Publisher(s): Library of Congress. Congressional Research Service

Series: 98-131

Topic: Economics (Economic relations)

Coverage: China


China’s economic ascendency has aroused great interest in the Congress. This report combines first-hand impressions of China’s economy and U.S.-China commercial relations with an analysis of publicly available data and reporting. China’s economy presents divergent and contradictory images. On the one hand, it is dynamic with considerable potential to become a world class power in many areas. On the other hand, visions of China as an economic power constantly collide with the stark reality of the country’s poverty, uneven development, and
glaring structural weaknesses. While Asia’s financial crisis has elevated a sense of urgency among Chinese officials to push forward with fundamental reforms of the country’s banking system and state-owned enterprises, a slowing economy will make the reforms more difficult to carry out.

In the Hong Kong Special Administrative Region (HKSAR), most officials appeared confident that Hong Kong’s special role as China’s main source of finance and services would continue to grow in the future. Their confidence was based on Hong Kong’s successful transition to date, and on China’s own obvious self-interest in maintaining the HKSAR as its “Golden Goose.” At the same time, the challenge that Asia’s financial crisis is posing for both Hong Kong and China, as well as Hong Kong’s own growing internal problems, illustrated that the so-called “one countrytwo systems” arrangement remains delicate, subtle, and vulnerable to stress.

China’s economic expansion was seen to be having a huge, albeit uncertain, impact, not only on the rest of the world, but on China itself. The effects, both positive and negative, encompass shifts in world trade, production, and employment, the environment, foreign relations, and China’s Communist and authoritarian system of governance. The rapid expansion of China’s economy has also coincided with an intensification of U.S.-China commercial ties. China’s market holds tremendous allure for a growing number of U.S. companies, but it remains a very difficult one in which to do business.

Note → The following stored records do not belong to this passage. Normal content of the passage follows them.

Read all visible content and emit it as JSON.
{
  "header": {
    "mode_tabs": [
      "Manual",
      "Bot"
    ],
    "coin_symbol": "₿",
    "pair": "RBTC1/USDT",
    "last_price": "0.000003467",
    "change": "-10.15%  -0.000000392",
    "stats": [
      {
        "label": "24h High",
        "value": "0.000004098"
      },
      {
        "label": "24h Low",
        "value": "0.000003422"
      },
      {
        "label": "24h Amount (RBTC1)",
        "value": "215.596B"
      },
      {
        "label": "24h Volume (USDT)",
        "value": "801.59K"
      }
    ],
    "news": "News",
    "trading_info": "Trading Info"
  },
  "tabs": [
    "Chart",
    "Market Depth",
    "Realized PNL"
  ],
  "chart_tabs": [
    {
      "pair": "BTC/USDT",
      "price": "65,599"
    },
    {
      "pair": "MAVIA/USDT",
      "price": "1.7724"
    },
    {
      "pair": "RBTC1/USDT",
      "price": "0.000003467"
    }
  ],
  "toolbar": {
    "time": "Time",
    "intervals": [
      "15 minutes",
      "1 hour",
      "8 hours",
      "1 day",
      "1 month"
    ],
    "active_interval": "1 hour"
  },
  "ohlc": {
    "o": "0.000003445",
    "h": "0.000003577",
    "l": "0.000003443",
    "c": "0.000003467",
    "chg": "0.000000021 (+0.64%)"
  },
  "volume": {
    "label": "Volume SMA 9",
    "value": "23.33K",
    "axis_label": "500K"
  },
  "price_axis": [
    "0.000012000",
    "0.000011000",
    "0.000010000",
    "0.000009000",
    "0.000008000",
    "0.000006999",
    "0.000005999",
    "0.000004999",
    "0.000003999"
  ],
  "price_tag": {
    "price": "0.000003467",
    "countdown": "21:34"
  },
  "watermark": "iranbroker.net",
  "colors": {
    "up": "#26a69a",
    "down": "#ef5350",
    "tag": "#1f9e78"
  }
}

Although China’s reforms and economic dynamism are gradually improving the business environment, its domestic market remains substantially regulated, and there are few short-cuts to commercial success.

The U.S. trade deficit with China is large, rapidly expanding, and increasingly sensitive politically. For many Americans, the deficit symbolizes an imbalanced trading relationship where Chinese firms have relatively more access to the U.S. market than American firms have to China’s market. Chinese and U.S. officials proposed divergent solutions for curbing the deficit.

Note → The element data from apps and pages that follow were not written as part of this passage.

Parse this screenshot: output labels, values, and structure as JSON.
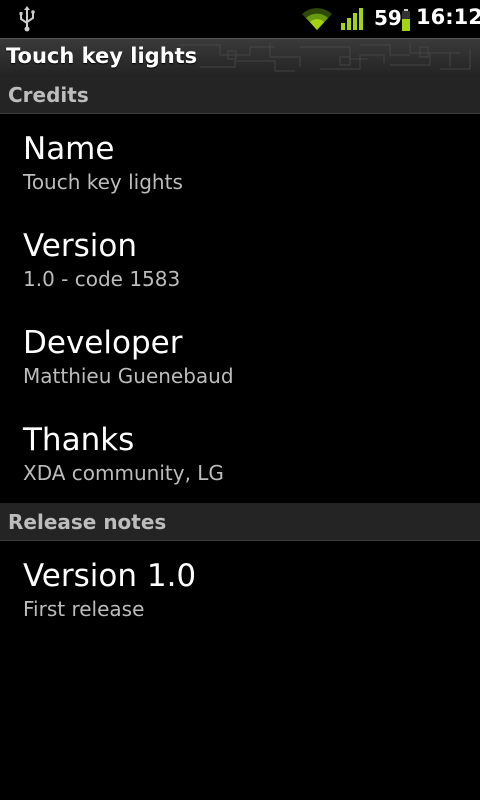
{
  "status_bar": {
    "battery_percent": "59",
    "time": "16:12",
    "icons": [
      "usb-icon",
      "wifi-icon",
      "signal-icon",
      "battery-icon"
    ],
    "accent_color": "#a4d311"
  },
  "app_title": "Touch key lights",
  "sections": {
    "credits": {
      "header": "Credits",
      "items": [
        {
          "label": "Name",
          "value": "Touch key lights"
        },
        {
          "label": "Version",
          "value": "1.0 - code 1583"
        },
        {
          "label": "Developer",
          "value": "Matthieu Guenebaud"
        },
        {
          "label": "Thanks",
          "value": "XDA community, LG"
        }
      ]
    },
    "release_notes": {
      "header": "Release notes",
      "items": [
        {
          "label": "Version 1.0",
          "value": "First release"
        }
      ]
    }
  }
}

China’s bid to join the World Trade Organization (WTO) is widely viewed as an enormously important, complicated, and risky undertaking. Depending on the terms of the accession agreement, China’s entry could either weaken or strengthen its own economy, selected U.S. economic interests, as well as the world trading system. It is not clear what forces or events might push either side to reach a compromise or mutually acceptable agreement.